Centralized Core SBCs that scale and that support multiple service providers allows for tremendous cost savings over having POTS or fractional T1s at the remote locations.

Some service providers are not even allowing for new TDM circuits, which means that offices that are required to get SIP trunking which then would require MPLS as well. Leveraging deterministic routing and SD-WAN solutions over an internal network could provide significant savings (see VellOS)

Centralized CCE (especially if factoring in redundancy) means fewer CCEs. If you’re a company that has hundreds of branch locations, imagine the patching, maintenance and power requirements of all of these Windows Server 2012 R2 operating systems and COTS (Commercial Off The Shelf) server or appliances. Also as Cloud PBX updates, CCEs in turn will be updated and that will take additional bandwidth, but more importantly more updates on more CCEs equates to additional monitoring (likely at different times) to ensure that an updates go smoothly.

Edge SBCs whether physical or virtual not only secure those remote sites, but often serve as a way to retire older PBX and key systems while still providing support for analog devices.

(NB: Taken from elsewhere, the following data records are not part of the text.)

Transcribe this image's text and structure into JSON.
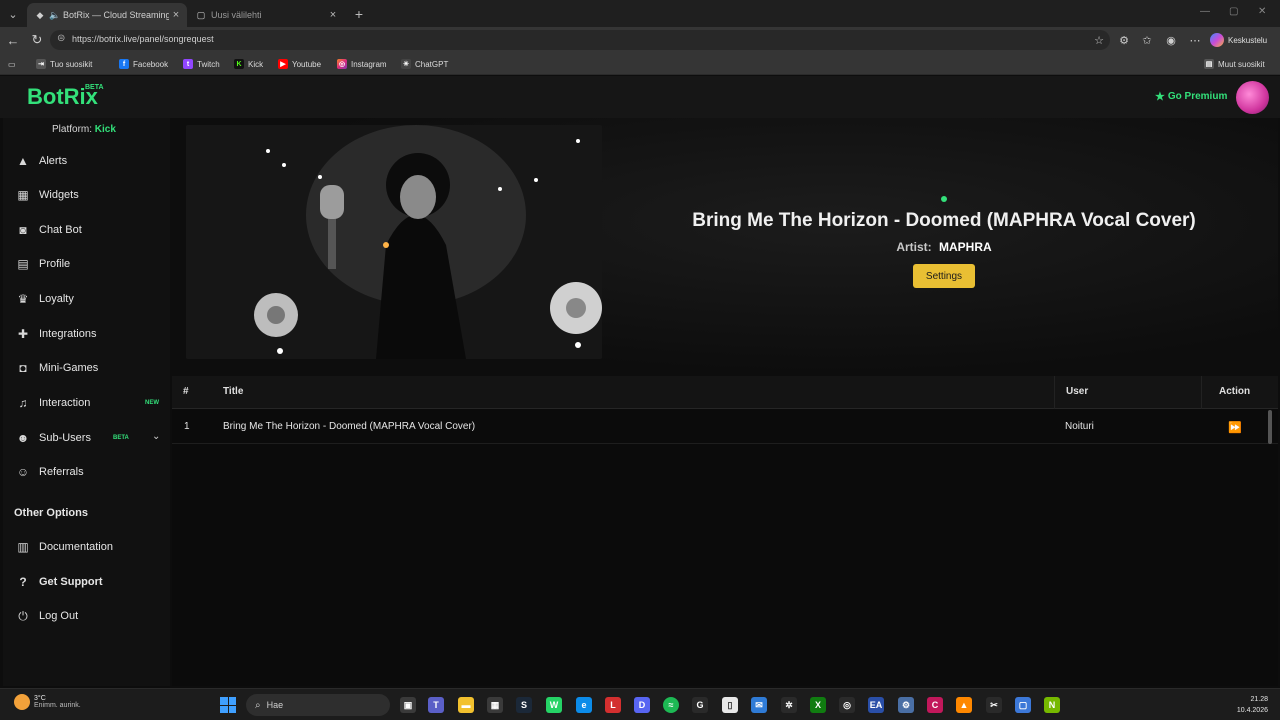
{
  "browser": {
    "tabs": [
      {
        "title": "BotRix — Cloud Streaming Bo",
        "active": true
      },
      {
        "title": "Uusi välilehti",
        "active": false
      }
    ],
    "url": "https://botrix.live/panel/songrequest",
    "copilot_label": "Keskustelu",
    "bookmarks": [
      "Tuo suosikit",
      "Facebook",
      "Twitch",
      "Kick",
      "Youtube",
      "Instagram",
      "ChatGPT"
    ],
    "other_bookmarks": "Muut suosikit"
  },
  "header": {
    "logo": "BotRix",
    "logo_badge": "BETA",
    "premium_label": "Go Premium"
  },
  "sidebar": {
    "platform_label": "Platform:",
    "platform_value": "Kick",
    "items": [
      {
        "label": "Alerts",
        "icon": "warning-icon"
      },
      {
        "label": "Widgets",
        "icon": "grid-icon"
      },
      {
        "label": "Chat Bot",
        "icon": "robot-icon"
      },
      {
        "label": "Profile",
        "icon": "id-card-icon"
      },
      {
        "label": "Loyalty",
        "icon": "trophy-icon"
      },
      {
        "label": "Integrations",
        "icon": "puzzle-icon"
      },
      {
        "label": "Mini-Games",
        "icon": "gamepad-icon"
      },
      {
        "label": "Interaction",
        "icon": "music-icon",
        "badge": "NEW"
      },
      {
        "label": "Sub-Users",
        "icon": "users-icon",
        "badge": "BETA"
      },
      {
        "label": "Referrals",
        "icon": "user-group-icon"
      }
    ],
    "other_options_title": "Other Options",
    "other_items": [
      {
        "label": "Documentation",
        "icon": "book-icon"
      },
      {
        "label": "Get Support",
        "icon": "question-icon"
      },
      {
        "label": "Log Out",
        "icon": "power-icon"
      }
    ]
  },
  "now_playing": {
    "title": "Bring Me The Horizon - Doomed (MAPHRA Vocal Cover)",
    "artist_label": "Artist:",
    "artist": "MAPHRA",
    "settings_label": "Settings"
  },
  "queue": {
    "columns": [
      "#",
      "Title",
      "User",
      "Action"
    ],
    "rows": [
      {
        "index": "1",
        "title": "Bring Me The Horizon - Doomed (MAPHRA Vocal Cover)",
        "user": "Noituri"
      }
    ]
  },
  "taskbar": {
    "weather_temp": "3°C",
    "weather_desc": "Enimm. aurink.",
    "search_placeholder": "Hae",
    "time": "21.28",
    "date": "10.4.2026"
  },
  "colors": {
    "accent": "#33e07a",
    "settings_button": "#e9bf33",
    "background": "#0d0d0d"
  }
}
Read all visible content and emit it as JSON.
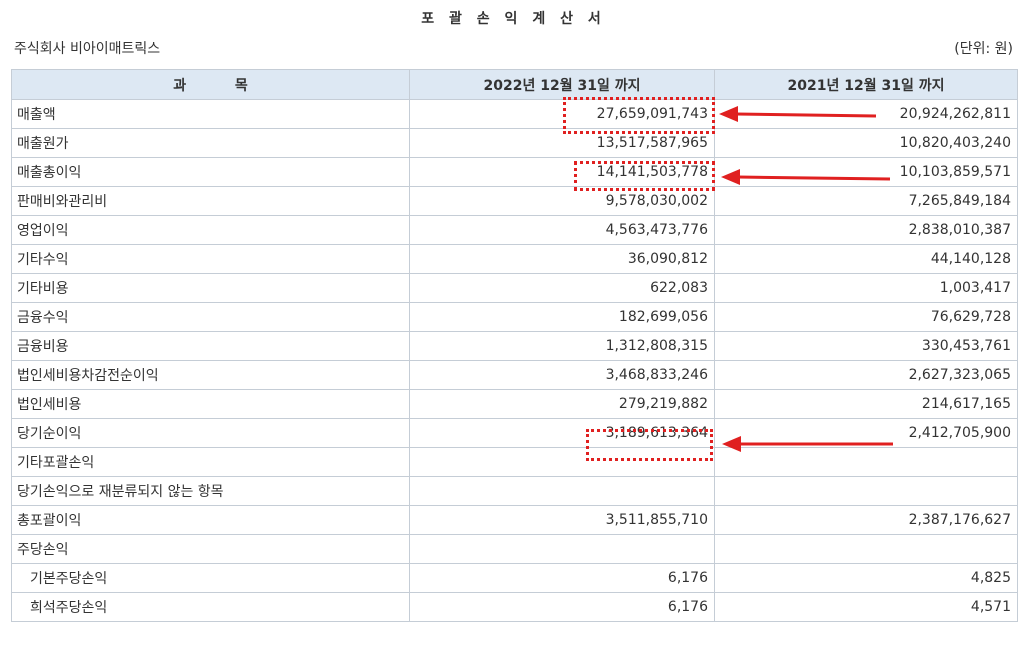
{
  "title": "포 괄 손 익 계 산 서",
  "company": "주식회사 비아이매트릭스",
  "unit": "(단위: 원)",
  "table": {
    "headers": [
      "과          목",
      "2022년 12월 31일 까지",
      "2021년 12월 31일 까지"
    ],
    "rows": [
      {
        "label": "매출액",
        "cur": "27,659,091,743",
        "prev": "20,924,262,811"
      },
      {
        "label": "매출원가",
        "cur": "13,517,587,965",
        "prev": "10,820,403,240"
      },
      {
        "label": "매출총이익",
        "cur": "14,141,503,778",
        "prev": "10,103,859,571"
      },
      {
        "label": "판매비와관리비",
        "cur": "9,578,030,002",
        "prev": "7,265,849,184"
      },
      {
        "label": "영업이익",
        "cur": "4,563,473,776",
        "prev": "2,838,010,387"
      },
      {
        "label": "기타수익",
        "cur": "36,090,812",
        "prev": "44,140,128"
      },
      {
        "label": "기타비용",
        "cur": "622,083",
        "prev": "1,003,417"
      },
      {
        "label": "금융수익",
        "cur": "182,699,056",
        "prev": "76,629,728"
      },
      {
        "label": "금융비용",
        "cur": "1,312,808,315",
        "prev": "330,453,761"
      },
      {
        "label": "법인세비용차감전순이익",
        "cur": "3,468,833,246",
        "prev": "2,627,323,065"
      },
      {
        "label": "법인세비용",
        "cur": "279,219,882",
        "prev": "214,617,165"
      },
      {
        "label": "당기순이익",
        "cur": "3,189,613,364",
        "prev": "2,412,705,900"
      },
      {
        "label": "기타포괄손익",
        "cur": "",
        "prev": ""
      },
      {
        "label": "당기손익으로 재분류되지 않는 항목",
        "cur": "",
        "prev": ""
      },
      {
        "label": "총포괄이익",
        "cur": "3,511,855,710",
        "prev": "2,387,176,627"
      },
      {
        "label": "주당손익",
        "cur": "",
        "prev": ""
      },
      {
        "label": "기본주당손익",
        "cur": "6,176",
        "prev": "4,825"
      },
      {
        "label": "희석주당손익",
        "cur": "6,176",
        "prev": "4,571"
      }
    ]
  },
  "annotations": {
    "color": "#e02020",
    "highlighted_rows": [
      "매출액",
      "매출총이익",
      "당기순이익"
    ]
  }
}
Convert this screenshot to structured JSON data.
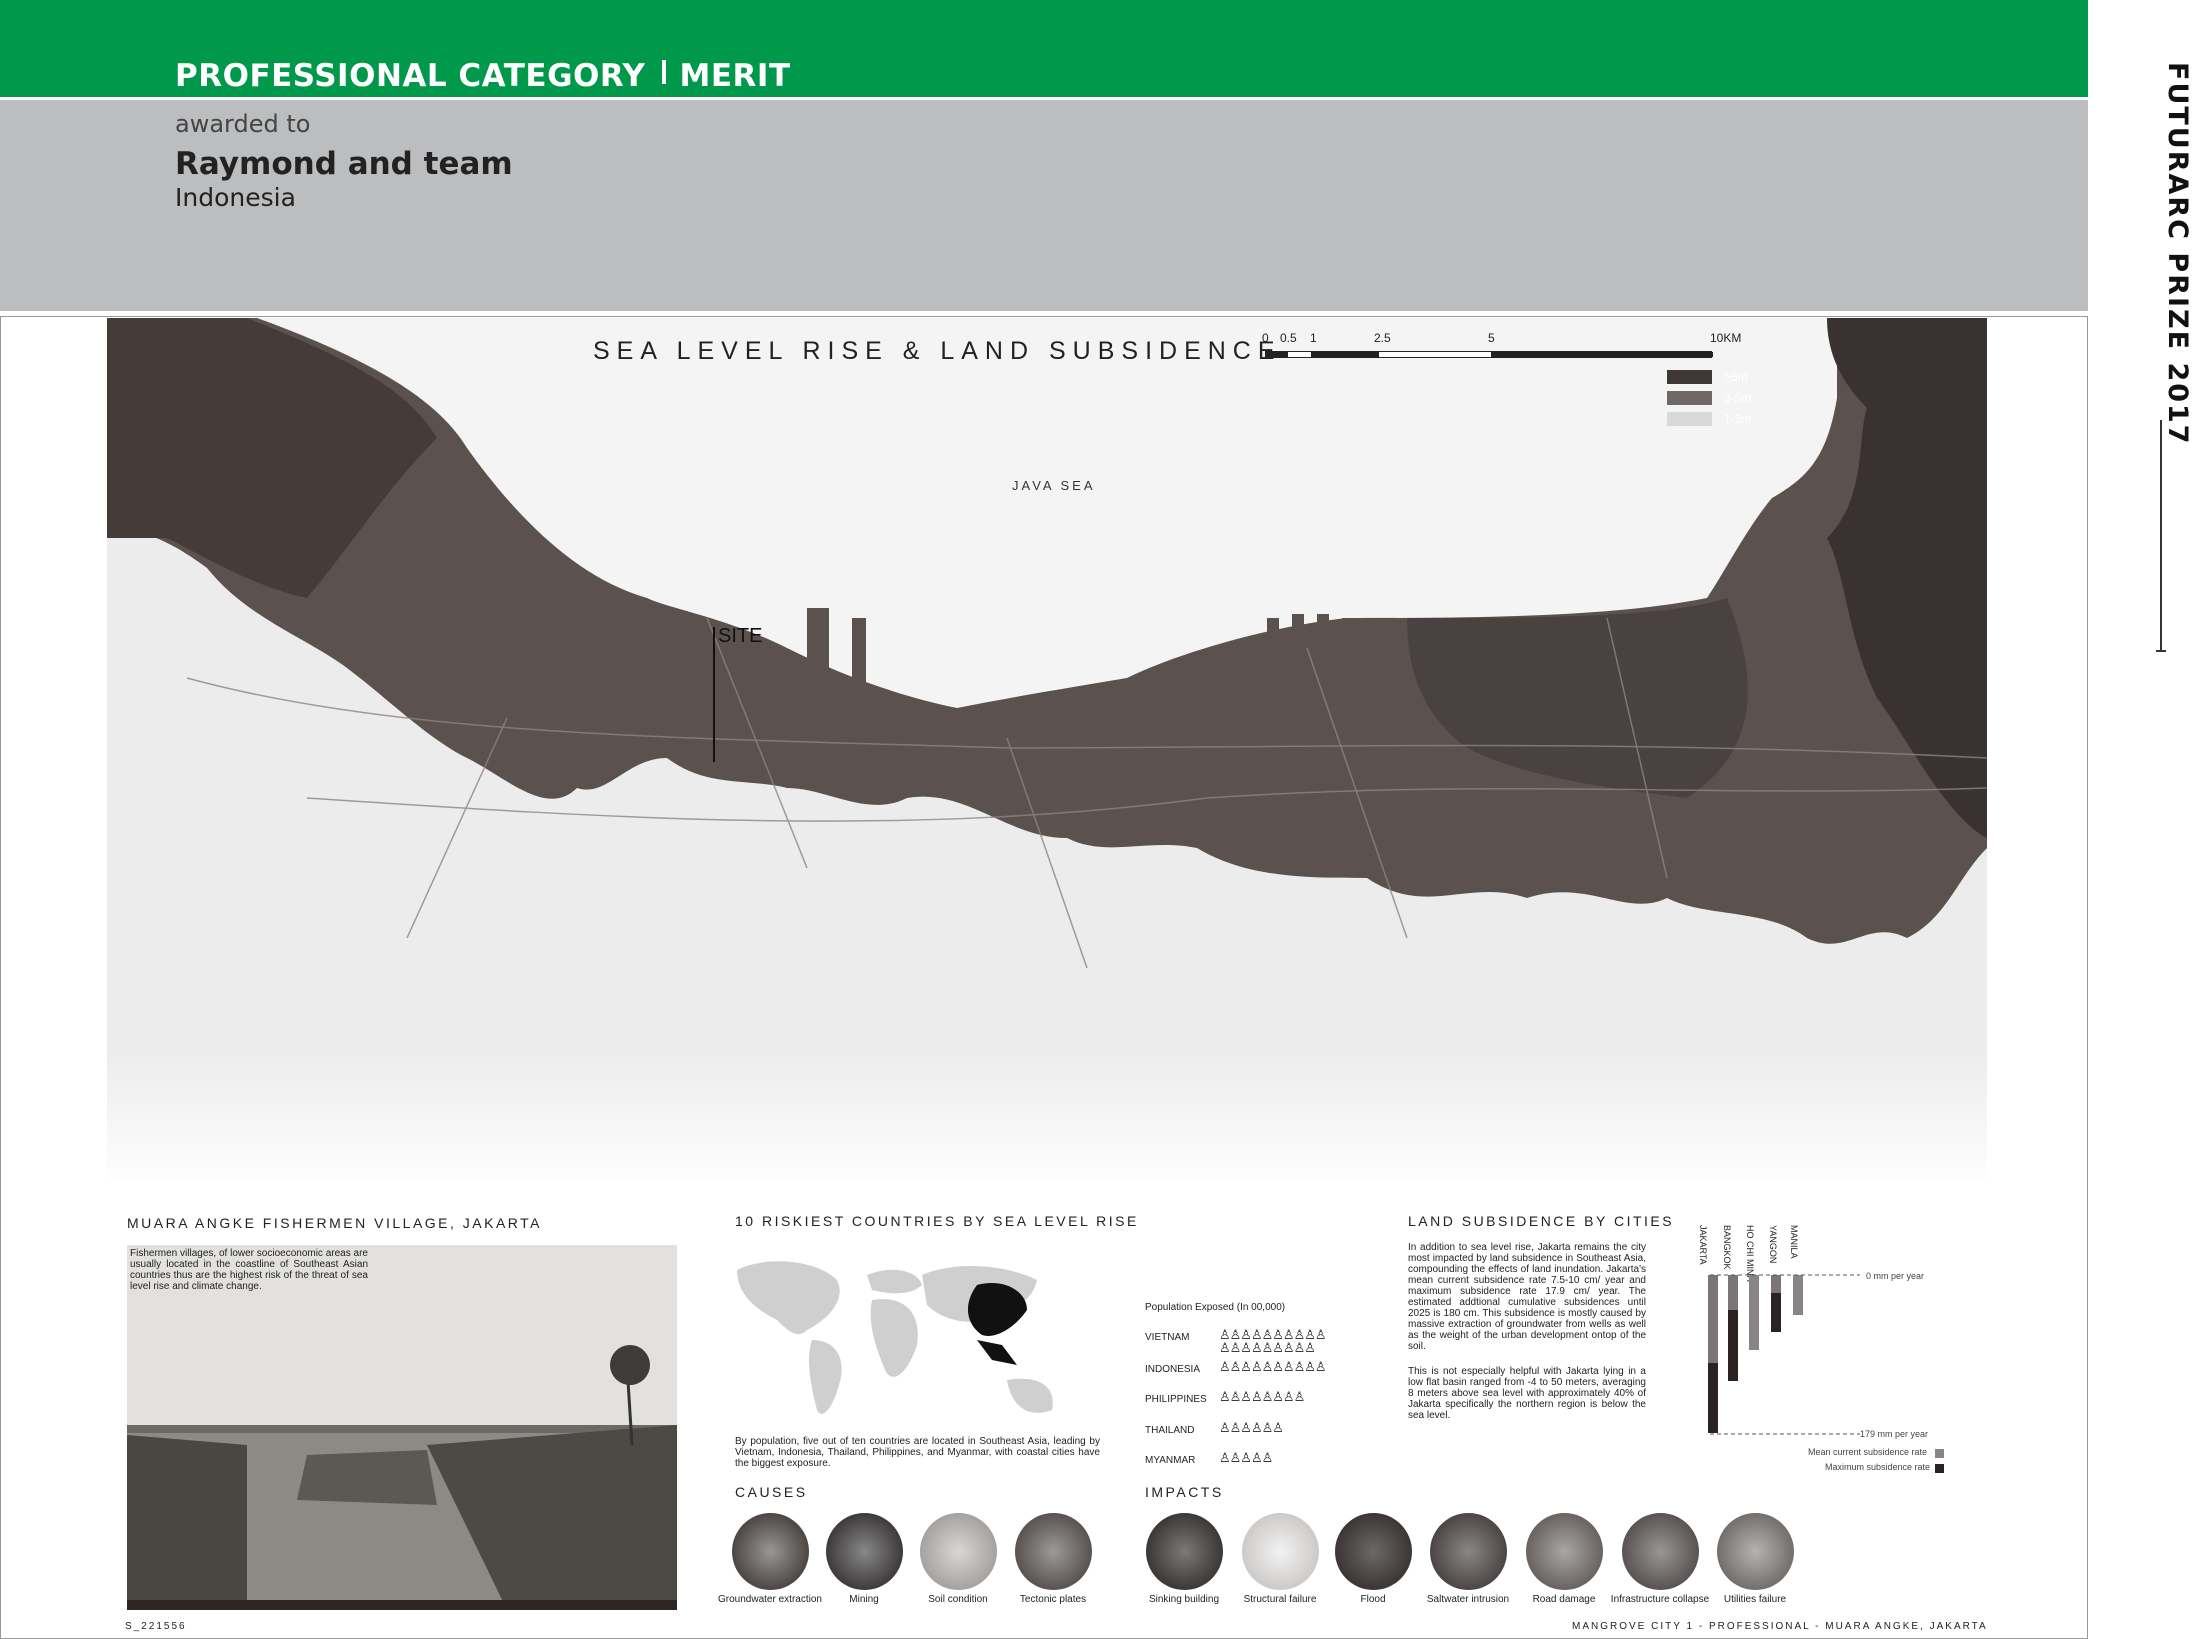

That’s a lot of advantages for an enterprise that may still be “on the fence” about Cloud PBX. Sonus core and edge SBCs (and Gateways) with their robust embedded routing engines can really turbo charge your Microsoft Cloud PBX environments. Check out our documentation for specific configuration examples how to accomplish the 4 scenarios described above.

Customers

  • MathWorks estimates that through the automated provisioning and call routing features of the Sonus solution, the company has freed up more than 250 IT staff hours per week for more important projects.

    MathWorks is the leading developer of mathematical computing software for engineers and scientists. Founded in 1984, MathWorks employs 2800 people in 15 countries, with headquarters in Natick, Massachusetts, U.S.A.
  • The industry-leading performance and scale of Sonus' SBC 5100 allows us to maintain a competitive edge in the market while delivering exceptional customer service. 

    Smart Tel is a major player in the Singapore telecommunications industry and aims to develop its global presence with new offices in Australia, Thailand, Indonesia, Philippines, India, South Africa, the US and the UK, with cost effective, easy-to-use and scalable telephony solutions.
  • We wanted to work with an industry-leading SBC vendor and our market analysis indicated that Sonus was the clear choice for this partnership.

    (GCS) is a software company founded in 2006 by Neal Axelrad and Jay Meranchik. GCS' goal is to be the best company in the marketplace. We are privately held and have offices in New York & New Jersey USA.
  • Sonus made the deployment, integration and migration to Microsoft Lync easy. 

    We are experts in identifying and delivering flexible communication solutions that scale and adapt to your business demands, empowering your business to do more, faster and with less effort and cost.